- What you will do -
Output all entries verbatim. Skip pictures.
*** Opening Extracted data ***
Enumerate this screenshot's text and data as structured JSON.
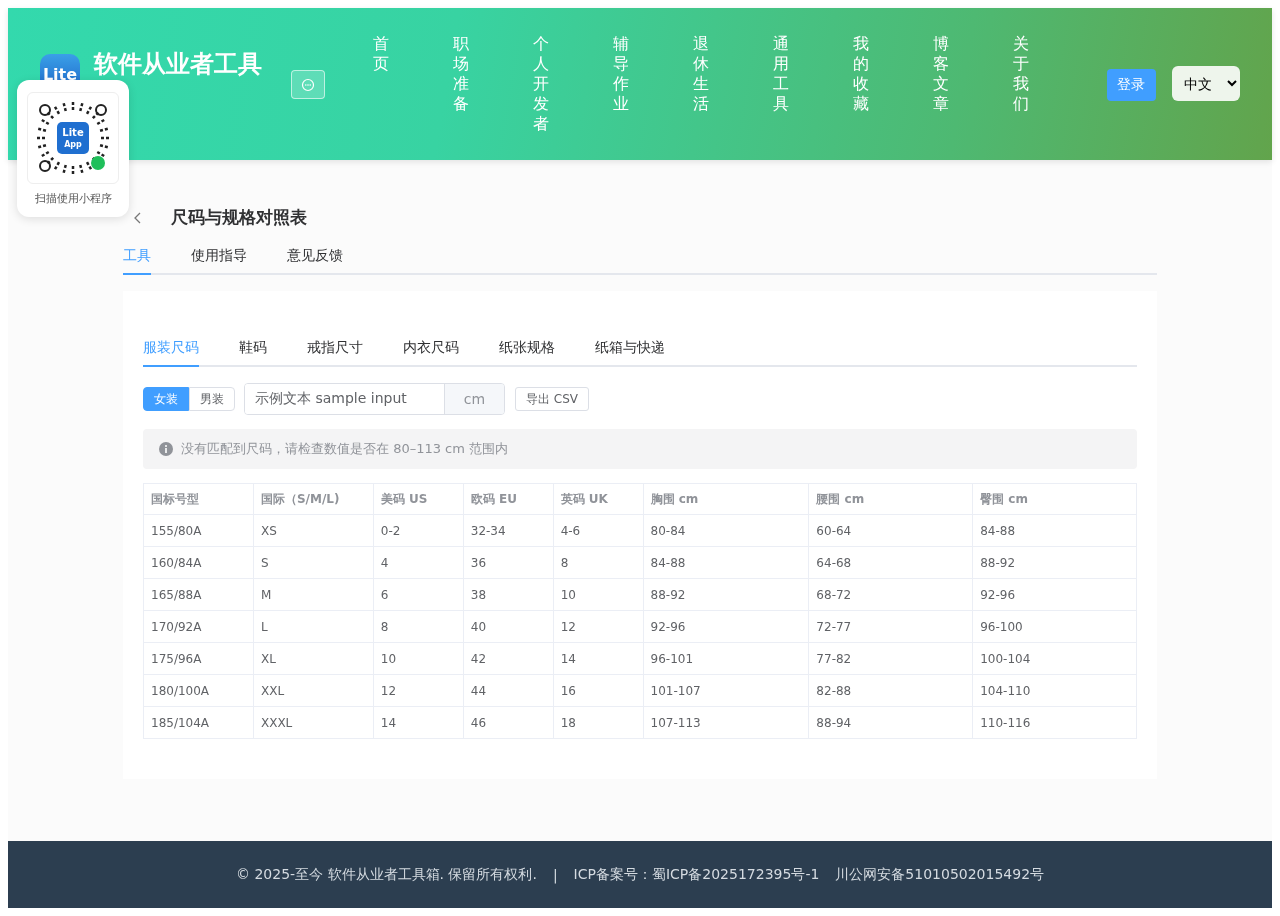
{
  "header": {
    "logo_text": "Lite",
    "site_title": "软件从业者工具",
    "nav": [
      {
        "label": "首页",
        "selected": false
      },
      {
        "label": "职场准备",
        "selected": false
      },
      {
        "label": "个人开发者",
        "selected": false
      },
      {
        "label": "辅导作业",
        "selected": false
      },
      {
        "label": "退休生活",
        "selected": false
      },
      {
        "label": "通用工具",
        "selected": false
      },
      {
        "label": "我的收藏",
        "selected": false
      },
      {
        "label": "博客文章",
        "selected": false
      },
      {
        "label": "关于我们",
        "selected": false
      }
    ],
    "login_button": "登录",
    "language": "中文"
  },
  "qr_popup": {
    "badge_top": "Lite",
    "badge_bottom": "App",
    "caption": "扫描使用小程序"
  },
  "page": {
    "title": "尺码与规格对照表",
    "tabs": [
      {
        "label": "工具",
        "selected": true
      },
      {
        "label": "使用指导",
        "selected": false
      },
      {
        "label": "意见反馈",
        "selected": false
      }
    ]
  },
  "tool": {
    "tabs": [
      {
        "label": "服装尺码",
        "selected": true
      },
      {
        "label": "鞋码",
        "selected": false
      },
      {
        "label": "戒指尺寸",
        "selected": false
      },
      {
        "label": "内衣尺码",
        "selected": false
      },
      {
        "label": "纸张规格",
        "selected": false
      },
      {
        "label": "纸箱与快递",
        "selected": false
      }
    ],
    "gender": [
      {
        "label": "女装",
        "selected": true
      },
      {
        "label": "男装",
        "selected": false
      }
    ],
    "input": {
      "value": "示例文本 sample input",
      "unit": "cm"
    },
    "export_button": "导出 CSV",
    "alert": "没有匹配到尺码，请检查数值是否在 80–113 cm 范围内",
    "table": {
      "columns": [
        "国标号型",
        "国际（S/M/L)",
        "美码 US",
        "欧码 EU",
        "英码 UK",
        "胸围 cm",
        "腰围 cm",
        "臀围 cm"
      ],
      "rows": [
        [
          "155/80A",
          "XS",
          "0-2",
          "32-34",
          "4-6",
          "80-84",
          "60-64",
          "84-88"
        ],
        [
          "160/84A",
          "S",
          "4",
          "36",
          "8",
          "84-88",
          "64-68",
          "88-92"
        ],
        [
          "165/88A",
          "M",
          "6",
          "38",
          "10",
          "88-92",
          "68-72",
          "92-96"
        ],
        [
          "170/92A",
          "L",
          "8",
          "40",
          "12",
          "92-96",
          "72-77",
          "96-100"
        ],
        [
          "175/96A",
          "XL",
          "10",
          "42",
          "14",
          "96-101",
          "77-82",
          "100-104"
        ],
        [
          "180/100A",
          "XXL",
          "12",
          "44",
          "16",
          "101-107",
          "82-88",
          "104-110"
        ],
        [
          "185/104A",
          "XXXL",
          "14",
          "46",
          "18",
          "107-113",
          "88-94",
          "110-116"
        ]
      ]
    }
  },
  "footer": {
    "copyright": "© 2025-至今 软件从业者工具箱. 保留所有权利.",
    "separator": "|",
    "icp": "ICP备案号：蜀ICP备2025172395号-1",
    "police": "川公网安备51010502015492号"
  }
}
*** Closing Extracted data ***
- Expected answer -
Enumerate this screenshot's text and data as structured JSON.
{
  "header": {
    "logo_text": "Lite",
    "site_title": "软件从业者工具",
    "nav": [
      {
        "label": "首页",
        "selected": false
      },
      {
        "label": "职场准备",
        "selected": false
      },
      {
        "label": "个人开发者",
        "selected": false
      },
      {
        "label": "辅导作业",
        "selected": false
      },
      {
        "label": "退休生活",
        "selected": false
      },
      {
        "label": "通用工具",
        "selected": false
      },
      {
        "label": "我的收藏",
        "selected": false
      },
      {
        "label": "博客文章",
        "selected": false
      },
      {
        "label": "关于我们",
        "selected": false
      }
    ],
    "login_button": "登录",
    "language": "中文"
  },
  "qr_popup": {
    "badge_top": "Lite",
    "badge_bottom": "App",
    "caption": "扫描使用小程序"
  },
  "page": {
    "title": "尺码与规格对照表",
    "tabs": [
      {
        "label": "工具",
        "selected": true
      },
      {
        "label": "使用指导",
        "selected": false
      },
      {
        "label": "意见反馈",
        "selected": false
      }
    ]
  },
  "tool": {
    "tabs": [
      {
        "label": "服装尺码",
        "selected": true
      },
      {
        "label": "鞋码",
        "selected": false
      },
      {
        "label": "戒指尺寸",
        "selected": false
      },
      {
        "label": "内衣尺码",
        "selected": false
      },
      {
        "label": "纸张规格",
        "selected": false
      },
      {
        "label": "纸箱与快递",
        "selected": false
      }
    ],
    "gender": [
      {
        "label": "女装",
        "selected": true
      },
      {
        "label": "男装",
        "selected": false
      }
    ],
    "input": {
      "value": "示例文本 sample input",
      "unit": "cm"
    },
    "export_button": "导出 CSV",
    "alert": "没有匹配到尺码，请检查数值是否在 80–113 cm 范围内",
    "table": {
      "columns": [
        "国标号型",
        "国际（S/M/L)",
        "美码 US",
        "欧码 EU",
        "英码 UK",
        "胸围 cm",
        "腰围 cm",
        "臀围 cm"
      ],
      "rows": [
        [
          "155/80A",
          "XS",
          "0-2",
          "32-34",
          "4-6",
          "80-84",
          "60-64",
          "84-88"
        ],
        [
          "160/84A",
          "S",
          "4",
          "36",
          "8",
          "84-88",
          "64-68",
          "88-92"
        ],
        [
          "165/88A",
          "M",
          "6",
          "38",
          "10",
          "88-92",
          "68-72",
          "92-96"
        ],
        [
          "170/92A",
          "L",
          "8",
          "40",
          "12",
          "92-96",
          "72-77",
          "96-100"
        ],
        [
          "175/96A",
          "XL",
          "10",
          "42",
          "14",
          "96-101",
          "77-82",
          "100-104"
        ],
        [
          "180/100A",
          "XXL",
          "12",
          "44",
          "16",
          "101-107",
          "82-88",
          "104-110"
        ],
        [
          "185/104A",
          "XXXL",
          "14",
          "46",
          "18",
          "107-113",
          "88-94",
          "110-116"
        ]
      ]
    }
  },
  "footer": {
    "copyright": "© 2025-至今 软件从业者工具箱. 保留所有权利.",
    "separator": "|",
    "icp": "ICP备案号：蜀ICP备2025172395号-1",
    "police": "川公网安备51010502015492号"
  }
}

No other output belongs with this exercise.